TASK DETAILS →
If a line in the records below contains "name", copy that line.

DATASET RECORDS →
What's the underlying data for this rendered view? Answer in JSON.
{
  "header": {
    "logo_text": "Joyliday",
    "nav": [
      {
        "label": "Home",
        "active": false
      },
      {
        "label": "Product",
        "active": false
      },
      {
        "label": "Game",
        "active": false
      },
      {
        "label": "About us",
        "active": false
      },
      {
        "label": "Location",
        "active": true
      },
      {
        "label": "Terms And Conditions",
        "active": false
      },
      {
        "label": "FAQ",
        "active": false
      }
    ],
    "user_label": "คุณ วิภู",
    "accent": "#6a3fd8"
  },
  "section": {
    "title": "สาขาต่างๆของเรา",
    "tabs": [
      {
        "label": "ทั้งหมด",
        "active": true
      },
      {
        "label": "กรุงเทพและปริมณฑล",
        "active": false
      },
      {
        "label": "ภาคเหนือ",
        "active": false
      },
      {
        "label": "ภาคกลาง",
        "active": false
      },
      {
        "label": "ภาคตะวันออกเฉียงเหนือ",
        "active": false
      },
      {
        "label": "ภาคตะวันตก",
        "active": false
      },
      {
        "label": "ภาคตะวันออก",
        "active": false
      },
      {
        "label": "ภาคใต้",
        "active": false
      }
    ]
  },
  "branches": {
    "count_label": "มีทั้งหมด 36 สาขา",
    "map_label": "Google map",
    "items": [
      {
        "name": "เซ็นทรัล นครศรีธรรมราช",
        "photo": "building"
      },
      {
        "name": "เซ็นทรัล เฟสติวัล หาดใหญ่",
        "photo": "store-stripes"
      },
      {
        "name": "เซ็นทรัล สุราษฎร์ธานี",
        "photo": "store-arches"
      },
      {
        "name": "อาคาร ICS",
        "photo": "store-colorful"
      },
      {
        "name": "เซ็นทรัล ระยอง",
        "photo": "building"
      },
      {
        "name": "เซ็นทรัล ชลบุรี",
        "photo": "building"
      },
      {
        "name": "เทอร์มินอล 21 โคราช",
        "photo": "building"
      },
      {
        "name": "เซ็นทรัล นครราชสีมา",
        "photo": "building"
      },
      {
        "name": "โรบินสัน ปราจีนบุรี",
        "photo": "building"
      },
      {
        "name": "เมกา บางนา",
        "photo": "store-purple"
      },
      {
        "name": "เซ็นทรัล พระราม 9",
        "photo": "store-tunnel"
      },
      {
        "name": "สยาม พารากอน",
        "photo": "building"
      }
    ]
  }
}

EXPECTED ANSWER →
        "name": "เซ็นทรัล นครศรีธรรมราช",
        "name": "เซ็นทรัล เฟสติวัล หาดใหญ่",
        "name": "เซ็นทรัล สุราษฎร์ธานี",
        "name": "อาคาร ICS",
        "name": "เซ็นทรัล ระยอง",
        "name": "เซ็นทรัล ชลบุรี",
        "name": "เทอร์มินอล 21 โคราช",
        "name": "เซ็นทรัล นครราชสีมา",
        "name": "โรบินสัน ปราจีนบุรี",
        "name": "เมกา บางนา",
        "name": "เซ็นทรัล พระราม 9",
        "name": "สยาม พารากอน",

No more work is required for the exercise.